Now, I love honey. I like it on toast, I make a wonderful bread with it, many desserts use it. It has been around for more than eight thousand years, that we know of. It was used to coat wounds on the battlefield! (Not recently, that I know of) Jars of it have been found in Pharaohs’ tombs and it was still viable! Yep, Honey is popular stuff. But did you know . . .
Many years ago, I was invited to a Chinese New Year dinner. It was in Chinatown and very few people there spoke English. I was lucky enough to be seated beside a woman who did speak English. And it was a fascinating trip through each course. She warned me early on that there would be many courses. And while each offering was delectable, I did pace myself. This kind woman answered all my questions about the food I was eating. I was curious. As one of the few Occidentals at the table I’m sure many of my questions were amusing. And then came the soup course.

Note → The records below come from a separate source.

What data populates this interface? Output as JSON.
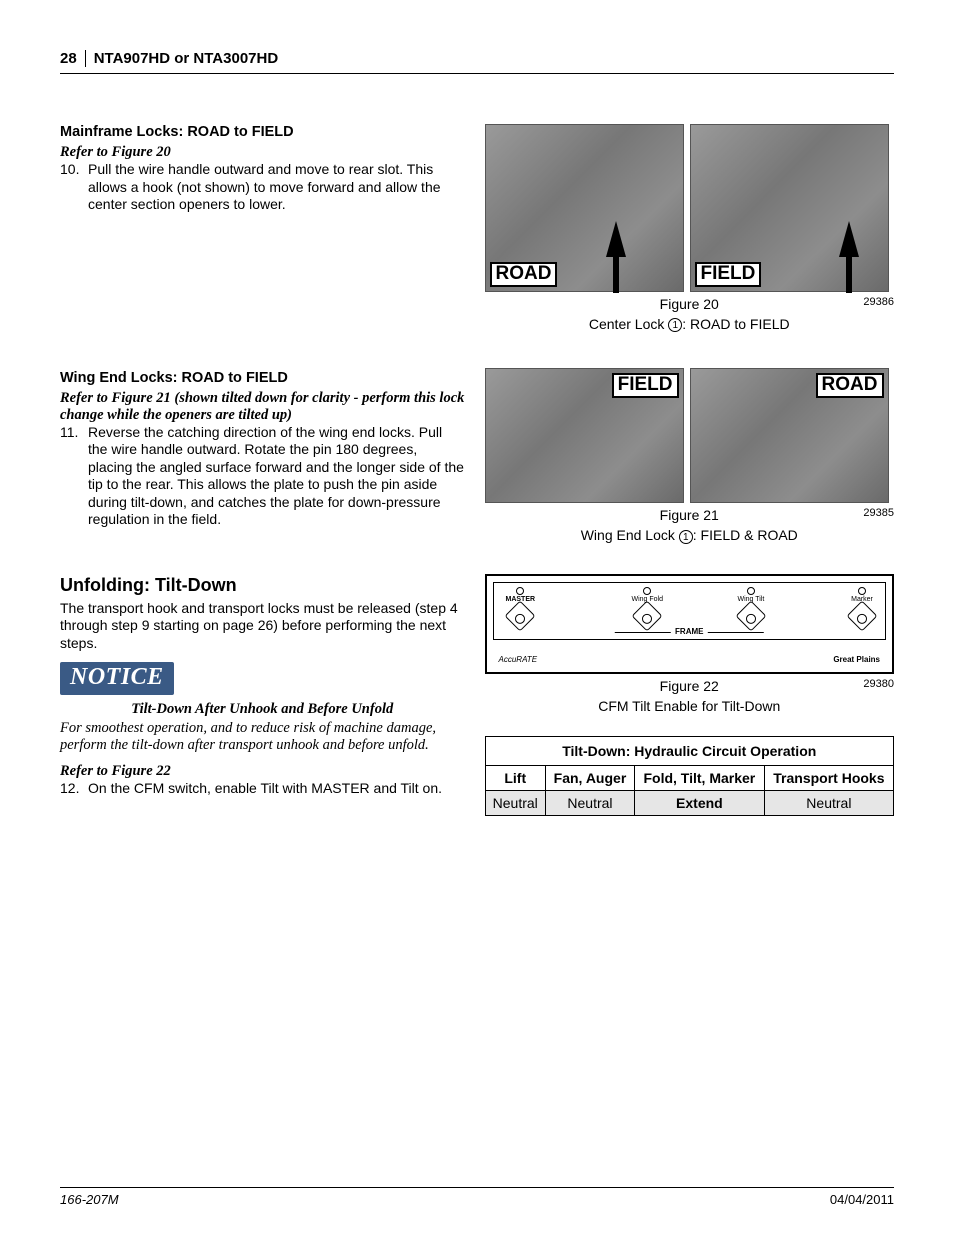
{
  "header": {
    "page_number": "28",
    "model": "NTA907HD or NTA3007HD"
  },
  "mainframe": {
    "heading": "Mainframe Locks: ROAD to FIELD",
    "refer": "Refer to Figure 20",
    "step_num": "10.",
    "step_text": "Pull the wire handle outward and move to rear slot. This allows a hook (not shown) to move forward and allow the center section openers to lower."
  },
  "wingend": {
    "heading": "Wing End Locks: ROAD to FIELD",
    "refer": "Refer to Figure 21 (shown tilted down for clarity - perform this lock change while the openers are tilted up)",
    "step_num": "11.",
    "step_text": "Reverse the catching direction of the wing end locks. Pull the wire handle outward. Rotate the pin 180 degrees, placing the angled surface forward and the longer side of the tip to the rear. This allows the plate to push the pin aside during tilt-down, and catches the plate for down-pressure regulation in the field."
  },
  "unfolding": {
    "heading": "Unfolding: Tilt-Down",
    "body": "The transport hook and transport locks must be released (step 4 through step 9 starting on page 26) before performing the next steps.",
    "notice_label": "NOTICE",
    "notice_title": "Tilt-Down After Unhook and Before Unfold",
    "notice_body": "For smoothest operation, and to reduce risk of machine damage, perform the tilt-down after transport unhook and before unfold.",
    "refer": "Refer to Figure 22",
    "step_num": "12.",
    "step_text": "On the CFM switch, enable Tilt with MASTER and Tilt on."
  },
  "fig20": {
    "label_road": "ROAD",
    "label_field": "FIELD",
    "caption_fig": "Figure 20",
    "id": "29386",
    "caption_text_prefix": "Center Lock ",
    "caption_text_suffix": ": ROAD to FIELD",
    "circled": "1"
  },
  "fig21": {
    "label_field": "FIELD",
    "label_road": "ROAD",
    "caption_fig": "Figure 21",
    "id": "29385",
    "caption_text_prefix": "Wing End Lock ",
    "caption_text_suffix": ": FIELD & ROAD",
    "circled": "1"
  },
  "fig22": {
    "switches": {
      "s1": "MASTER",
      "s2": "Wing Fold",
      "s3": "Wing Tilt",
      "s4": "Marker"
    },
    "frame": "FRAME",
    "brand_left": "AccuRATE",
    "brand_right": "Great Plains",
    "caption_fig": "Figure 22",
    "id": "29380",
    "caption_text": "CFM Tilt Enable for Tilt-Down"
  },
  "table": {
    "title": "Tilt-Down: Hydraulic Circuit Operation",
    "headers": {
      "h1": "Lift",
      "h2": "Fan, Auger",
      "h3": "Fold, Tilt, Marker",
      "h4": "Transport Hooks"
    },
    "row": {
      "c1": "Neutral",
      "c2": "Neutral",
      "c3": "Extend",
      "c4": "Neutral"
    }
  },
  "footer": {
    "left": "166-207M",
    "right": "04/04/2011"
  }
}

It was delicious. Since the waiter had given me this soup using Chinese to identify it, I didn’t have a clue what it was. So, I turned to my dinner companion. She asked if I was enjoying it, to which I replied emphatically: yes! It was at this point that she got an odd look on her face, smiled and said “I’ll tell you later”. Now my nature is one that does not backdown from curiosity. I wanted to know. She explained that if she told me, I would stop eating it. I put my spoon down, thought about it for a moment, took another sip and said no, I want to know. That’s how I found out it was called Bird’s Nest Soup. What does that actually mean you ask? Oh, let me explain…
My companion told me that actual bird’s nests are boiled to extract the saliva that holds the nest together. The effluents, feathers and other detritus are, hopefully, boiled off. What you’re left with is the stock for the soup. I thought about it for a moment. Smiled. Took another mouthful and said: Bird Spit Soup, I like it! I have since watched documentaries on how this particular soup is made and it does look disgusting. I would eat it again in a second!
I don’t know why I starting wondering about honey. But I did read up on it. Honey is basically churned up in the stomach of one bee, vomited into the mouth of another and then deposited on the honeycombs. That is what we collect and put on our toast in the morning. Yum!
But hey, none of that matters. Isn’t it all about taste? And what about that famous coffee from Asia that gains its exotic flavour after having passed through the intestines of a civet cat? And you wonder why I drink tea?